As Northern Europe is ravaged by heatwaves, the deadliest disaster was a tsunami-type flood. Why, when predictably heavy floods were on the way, said official weather forecasts, in a German district, are there 177 dead and 1300 missing according to local authorities? What happened?
Joerg Meyrer, a priest in Bad Neuenahr-Ahrweiler, described the devastation to Associated Press: “It came over us like a tsunami. Bridges, houses, apartments, utility pipes — everything that actually constitutes this town, what it lives on, has been gone since that night.” Moreover, he said there were”old people who died in bed because they couldn’t get up or because they didn’t hear it; young people who died minutes after helping others; people who died in their car because they wanted to drive it out when the flood wave surprised them.”
AP stated that: “Ahrweiler (district) had been told to expect the Ahr River, a tributary of the Rhine, to crest at 7 meters (nearly 23 feet), but Meyrer said few comprehended what that would mean. The last serious flood in the area south of Bonn was more than a century ago.” Why were the residents not able to understand that the river rise was so dangerous, and as Meyrer said, were “surprised”?

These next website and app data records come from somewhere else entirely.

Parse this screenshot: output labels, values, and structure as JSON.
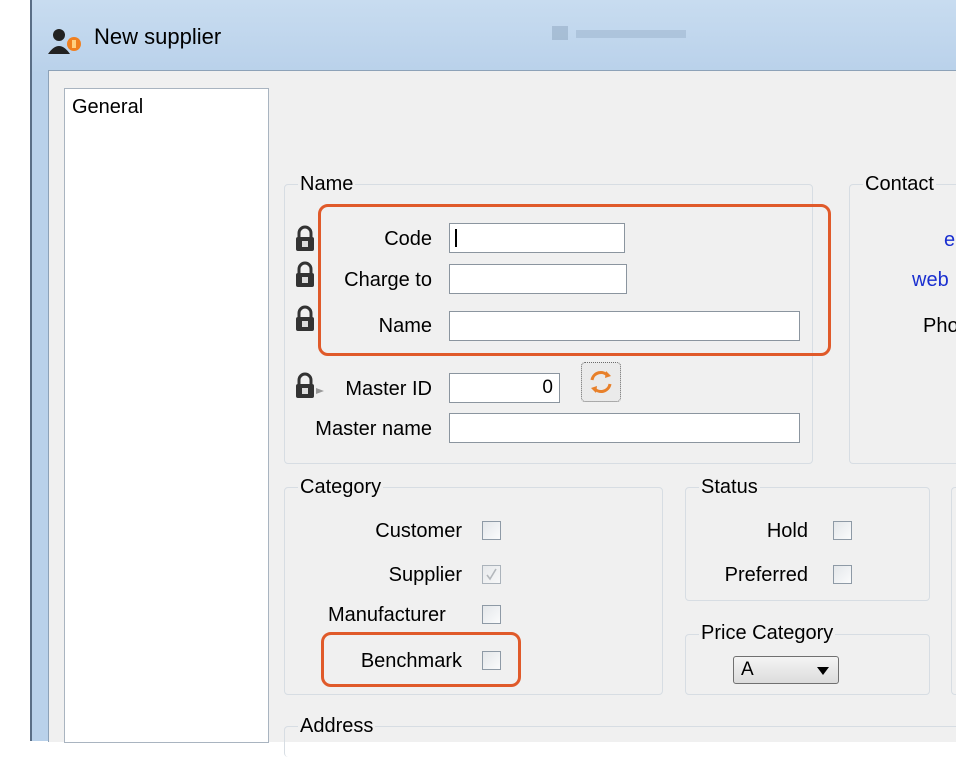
{
  "window": {
    "title": "New supplier"
  },
  "sidebar": {
    "items": [
      "General"
    ]
  },
  "name_group": {
    "legend": "Name",
    "code_label": "Code",
    "code_value": "",
    "charge_to_label": "Charge to",
    "charge_to_value": "",
    "name_label": "Name",
    "name_value": "",
    "master_id_label": "Master ID",
    "master_id_value": "0",
    "master_name_label": "Master name",
    "master_name_value": ""
  },
  "contact_group": {
    "legend": "Contact",
    "email_label": "e",
    "web_label": "web",
    "phone_label": "Pho"
  },
  "category_group": {
    "legend": "Category",
    "customer_label": "Customer",
    "customer_checked": false,
    "supplier_label": "Supplier",
    "supplier_checked": true,
    "manufacturer_label": "Manufacturer",
    "manufacturer_checked": false,
    "benchmark_label": "Benchmark",
    "benchmark_checked": false
  },
  "status_group": {
    "legend": "Status",
    "hold_label": "Hold",
    "hold_checked": false,
    "preferred_label": "Preferred",
    "preferred_checked": false
  },
  "price_category_group": {
    "legend": "Price Category",
    "selected": "A"
  },
  "address_group": {
    "legend": "Address"
  },
  "colors": {
    "highlight": "#e05a2a",
    "link": "#1a2fd0",
    "frame": "#b9d1ea"
  }
}
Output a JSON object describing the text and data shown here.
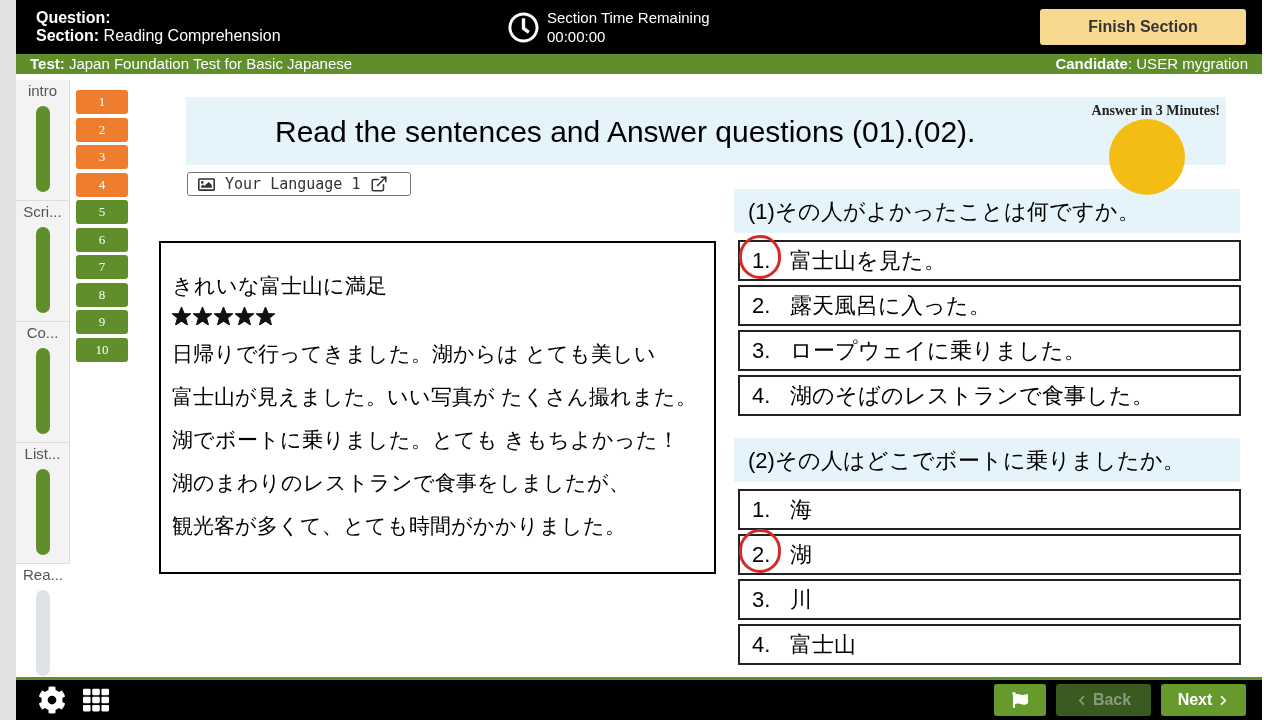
{
  "header": {
    "question_label": "Question:",
    "section": "**Section:** Reading Comprehension",
    "timer_label": "Section Time Remaining",
    "timer_value": "00:00:00",
    "finish_button": "Finish Section"
  },
  "info_bar": {
    "test": "**Test:** Japan Foundation Test for Basic Japanese",
    "candidate": "**Candidate**: USER mygration"
  },
  "sections": [
    {
      "label": "intro",
      "completed": true,
      "selected": false
    },
    {
      "label": "Scri...",
      "completed": true,
      "selected": false
    },
    {
      "label": "Co...",
      "completed": true,
      "selected": false
    },
    {
      "label": "List...",
      "completed": true,
      "selected": false
    },
    {
      "label": "Rea...",
      "completed": false,
      "selected": true
    }
  ],
  "question_nav": [
    {
      "label": "1",
      "color": "#ee7d2e"
    },
    {
      "label": "2",
      "color": "#ee7d2e"
    },
    {
      "label": "3",
      "color": "#ee7d2e"
    },
    {
      "label": "4",
      "color": "#ee7d2e"
    },
    {
      "label": "5",
      "color": "#5f8e2b"
    },
    {
      "label": "6",
      "color": "#5f8e2b"
    },
    {
      "label": "7",
      "color": "#5f8e2b"
    },
    {
      "label": "8",
      "color": "#5f8e2b"
    },
    {
      "label": "9",
      "color": "#5f8e2b"
    },
    {
      "label": "10",
      "color": "#5f8e2b"
    }
  ],
  "instruction": {
    "title": "Read the sentences and Answer questions (01).(02).",
    "time_note": "Answer in 3 Minutes!"
  },
  "language_button": {
    "label": "Your Language 1"
  },
  "passage": {
    "title": "きれいな富士山に満足",
    "stars": 5,
    "lines": [
      "日帰りで行ってきました。湖からは とても美しい",
      "富士山が見えました。いい写真が たくさん撮れまた。",
      "湖でボートに乗りました。とても きもちよかった！",
      "湖のまわりのレストランで食事をしましたが、",
      "観光客が多くて、とても時間がかかりました。"
    ]
  },
  "questions": [
    {
      "prompt": "(1)その人がよかったことは何ですか。",
      "options": [
        {
          "number": "1.",
          "text": "富士山を見た。",
          "selected": true
        },
        {
          "number": "2.",
          "text": "露天風呂に入った。",
          "selected": false
        },
        {
          "number": "3.",
          "text": "ロープウェイに乗りました。",
          "selected": false
        },
        {
          "number": "4.",
          "text": "湖のそばのレストランで食事した。",
          "selected": false
        }
      ]
    },
    {
      "prompt": "(2)その人はどこでボートに乗りましたか。",
      "options": [
        {
          "number": "1.",
          "text": "海",
          "selected": false
        },
        {
          "number": "2.",
          "text": "湖",
          "selected": true
        },
        {
          "number": "3.",
          "text": "川",
          "selected": false
        },
        {
          "number": "4.",
          "text": "富士山",
          "selected": false
        }
      ]
    }
  ],
  "footer": {
    "back_button": {
      "label": "Back",
      "disabled": true
    },
    "next_button": {
      "label": "Next"
    }
  }
}
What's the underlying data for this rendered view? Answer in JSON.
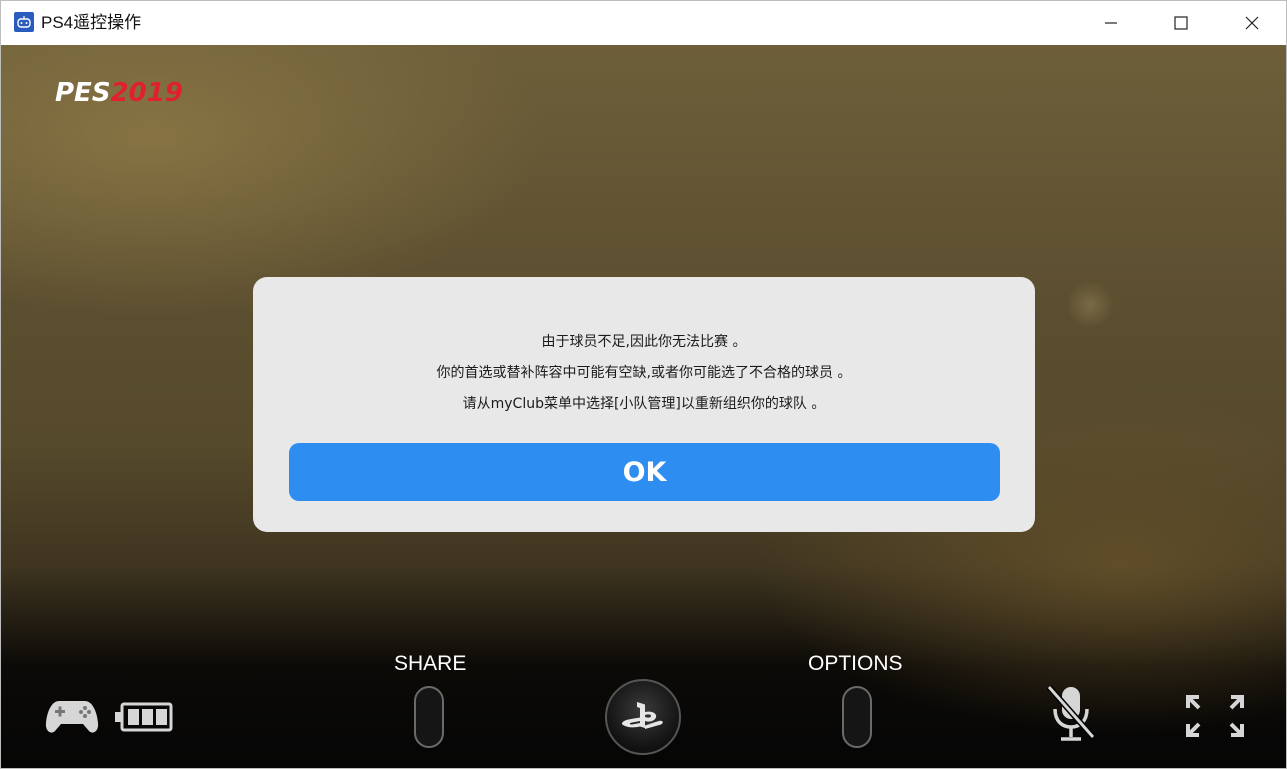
{
  "window": {
    "title": "PS4遥控操作",
    "app_icon": "ps4-remote-icon",
    "controls": [
      "minimize-icon",
      "maximize-icon",
      "close-icon"
    ]
  },
  "game": {
    "logo": {
      "pes": "PES",
      "year": "2019"
    },
    "dialog": {
      "lines": [
        "由于球员不足,因此你无法比赛 。",
        "你的首选或替补阵容中可能有空缺,或者你可能选了不合格的球员 。",
        "请从myClub菜单中选择[小队管理]以重新组织你的球队 。"
      ],
      "ok_label": "OK"
    }
  },
  "controls_bar": {
    "share_label": "SHARE",
    "options_label": "OPTIONS",
    "battery_level": 1.0,
    "icons": [
      "gamepad-icon",
      "battery-icon",
      "playstation-icon",
      "mic-muted-icon",
      "fullscreen-icon"
    ]
  },
  "colors": {
    "ok_button": "#2d8df0",
    "logo_red": "#e0212b",
    "dialog_bg": "#e8e8e8"
  }
}
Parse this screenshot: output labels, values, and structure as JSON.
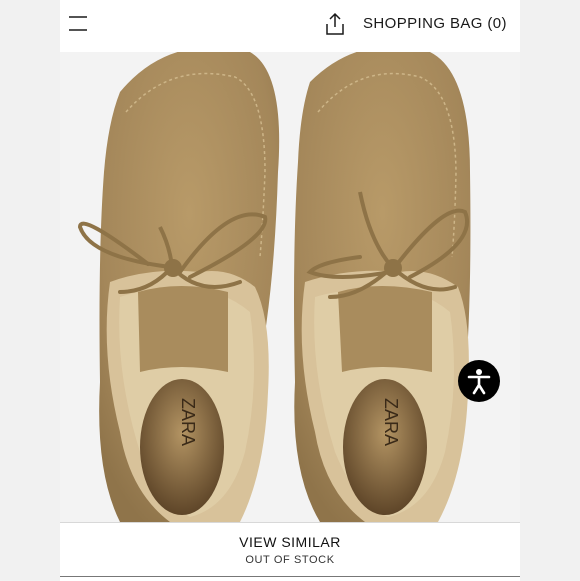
{
  "header": {
    "menu_icon": "hamburger-menu-icon",
    "share_icon": "share-upload-icon",
    "shopping_bag_label": "SHOPPING BAG (0)"
  },
  "product": {
    "image_description_icon": "suede-shearling-boots-photo",
    "brand_mark": "ZARA"
  },
  "accessibility": {
    "icon": "accessibility-person-icon"
  },
  "footer": {
    "view_similar_label": "VIEW SIMILAR",
    "stock_status": "OUT OF STOCK"
  },
  "colors": {
    "suede": "#a88a5a",
    "fur": "#d8c29a",
    "background": "#ffffff"
  }
}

And given the many expert warnings about global warming bringing extreme weather events, why did this happen in a very rich, well-managed country? That appears to be an under-appreciated issue that could reappear in many countries whether rich, middle income, or poor.
Hannah Cloke, a well-informed academic, flood forecaster wrote about these questions in her article in the Conversation website “Europe’s Catastrophic Flooding Was Forecast Well in Advance – What Went So Wrong?”
Cloke, professor of hydrology at the University of Reading helped set up the EU’s European Flood Warning Awareness System. “I work closely with people there in my role as an independent flood scientist.” She pointed out how the warning system failed.
Weather forecasts were accurate and given days in advance of the flood – she checked – which warned of “extremely” heavy rain and “little doubt that a major flood was coming.” However, “tragically, the whole system, ensuring people act before floods arrive, did not work as it should have done. In some areas many authorities did act in time to evacuate people, erect temporary flood defenses, and move vehicles to higher ground. But clearly this did not happen everywhere.”
Several residents in Arhweiler told media they did not know the flood was coming or only at the last minute, and told Meyrer they were “surprised” Cloke participated in a recent survey among scientists and students about flood effects, visualizing what would happen. She concluded: “Effective flood warnings require people to see the future, imagine their house full of water, to assess the likelihood of that happening, and to see paths to keep them safe.” (Photo: AP Photo/Bram Janssen).